Prologue of touchdowns

Doug Baldwin scores two touchdowns in the second quarter alone. No. 2 comes on a high-stakes snap when the Seahawks are out of timeouts and clock stands at 0:13.

EPA: +2.05 / WPA: +4.2, then, EPA: +2.63 / WPA: +6.9

Baldwin’s just playing Jedi mind games with the Patriots secondary on the second gif.

But of course, LeGarrette Blount answers in the third, breaking contain to set up the wild finish.

EPA: -2.39 / WPA: -5.6

And now for the exciting conclusion Patriots-Seahawks III, in images.

All the plays above were worth 3 EPA or more, save for the Tom Brady run and the Blount stuff. (Just sneak it in from the one with Brady, amirite, that always works, amirite?) Remember Kam’s physics-defying leap-tackle of Blount inside the one? You don’t have to. It remembers you.

A surprise, maybe: C.J. Prosise’s catch above, another field-flipper, tops out at 4.79 expected points added, almost the worth of a pure touchdown. Leads me to one final little observation. Week 10 looks like the moment when Pete and the coaching crew started to fully trust Prosise. For evidence, we turn not only to his explosive plays that shaped the result, and not only to his final line of 24 touches for 153 total yards, but also to this sequence of play calls.

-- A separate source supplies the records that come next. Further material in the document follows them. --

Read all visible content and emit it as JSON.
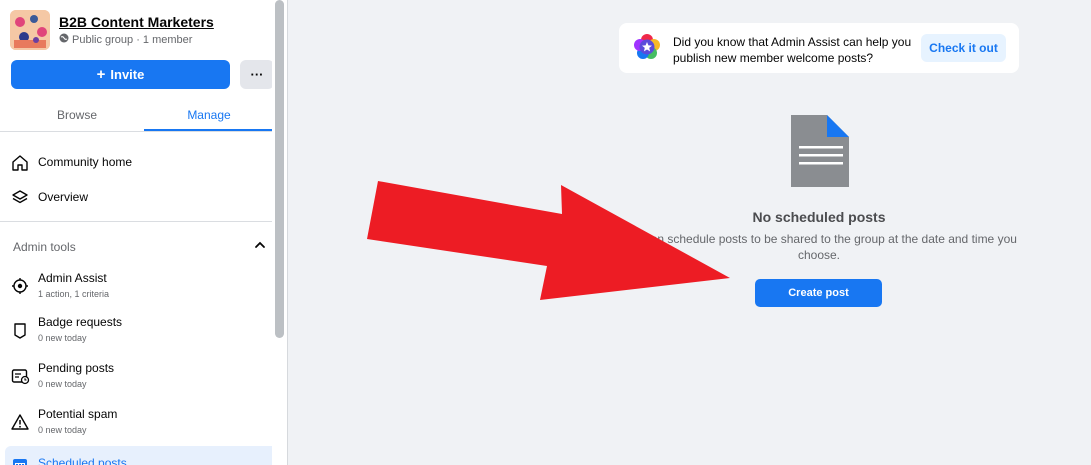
{
  "group": {
    "name": "B2B Content Marketers",
    "meta": "Public group · 1 member",
    "invite_label": "Invite",
    "more_label": "···"
  },
  "tabs": {
    "browse": "Browse",
    "manage": "Manage"
  },
  "nav": {
    "items": [
      {
        "label": "Community home",
        "icon": "home-icon"
      },
      {
        "label": "Overview",
        "icon": "overview-icon"
      }
    ]
  },
  "admin_tools": {
    "title": "Admin tools",
    "items": [
      {
        "label": "Admin Assist",
        "sub": "1 action, 1 criteria",
        "icon": "admin-assist-icon"
      },
      {
        "label": "Badge requests",
        "sub": "0 new today",
        "icon": "badge-icon"
      },
      {
        "label": "Pending posts",
        "sub": "0 new today",
        "icon": "pending-posts-icon"
      },
      {
        "label": "Potential spam",
        "sub": "0 new today",
        "icon": "warning-icon"
      },
      {
        "label": "Scheduled posts",
        "icon": "calendar-icon",
        "active": true
      }
    ]
  },
  "tip": {
    "text": "Did you know that Admin Assist can help you publish new member welcome posts?",
    "button_label": "Check it out"
  },
  "empty_state": {
    "title": "No scheduled posts",
    "description": "You can schedule posts to be shared to the group at the date and time you choose.",
    "button_label": "Create post"
  },
  "colors": {
    "accent": "#1877f2",
    "annotation_arrow": "#ed1c24"
  }
}
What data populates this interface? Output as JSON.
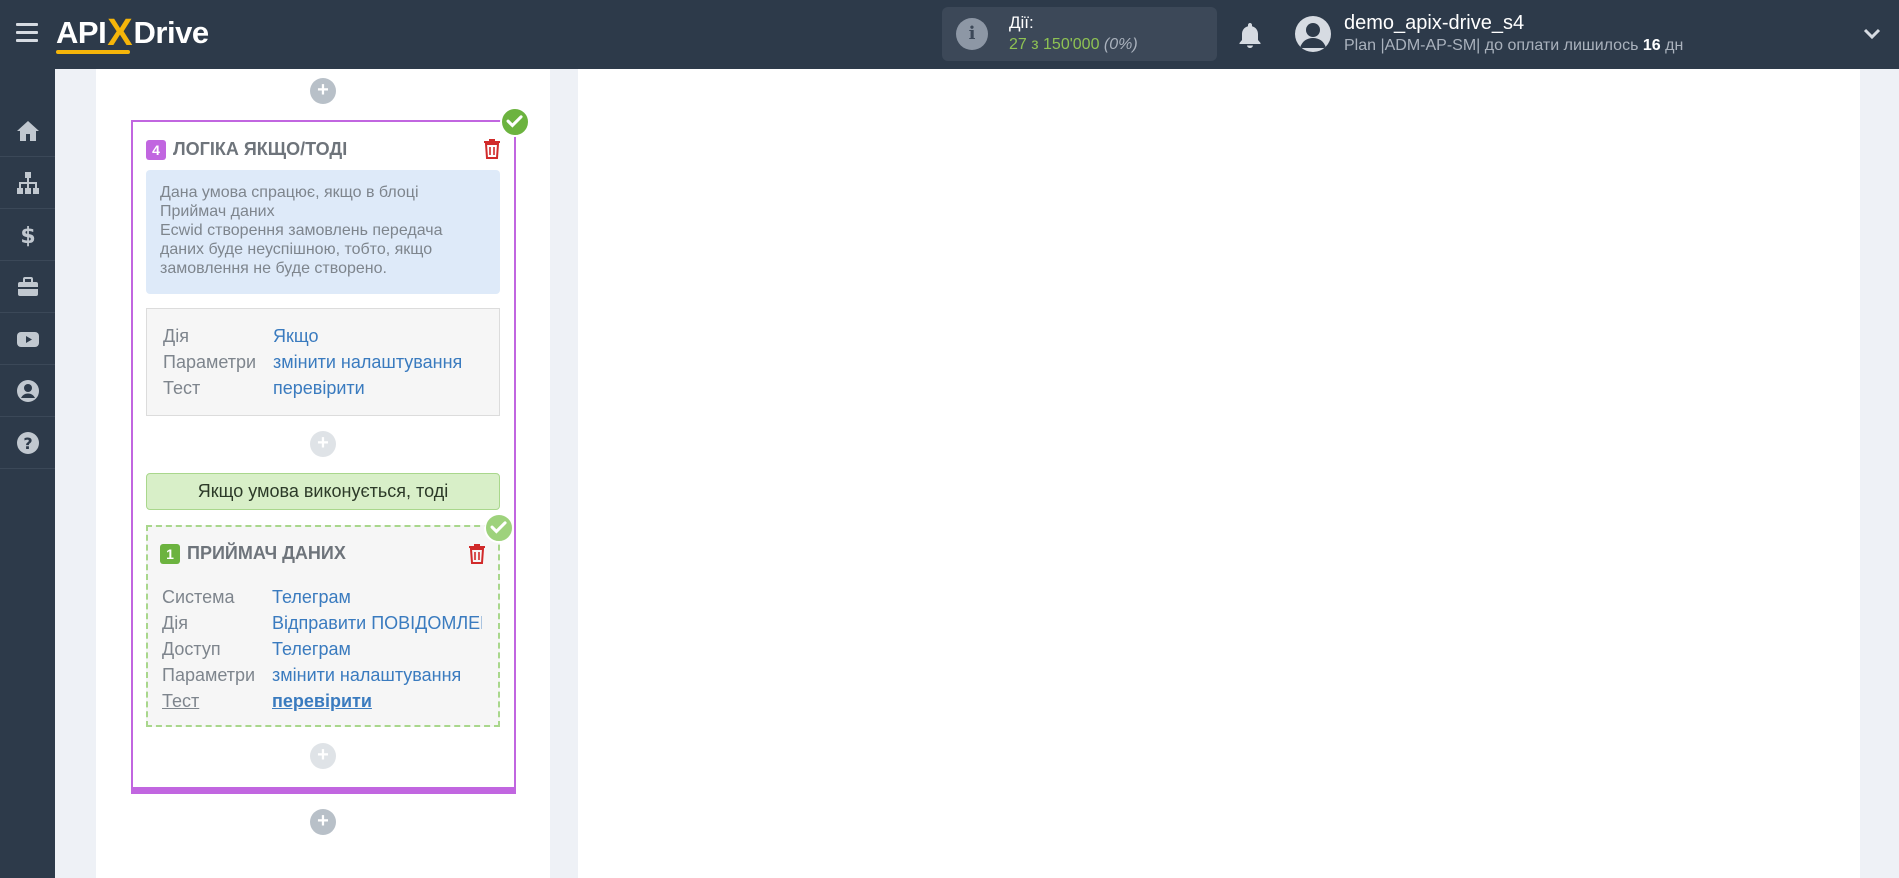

Prosise comes up inches short of the goal line on the last play, which is his fifth touch in five plays. Prior to the NE game, Prosise had accumulated 17 touches in his entire NFL career. Welcome to the bigs, C.J.

Amidst all the hubbub this season about Seattle’s stacked backfield, full of Thomas Rawls and Eddie Lacy, C.J.’s versatility and usefulness might get forgotten. That would be criminal, much as a flag — any flag — on the final play would have been.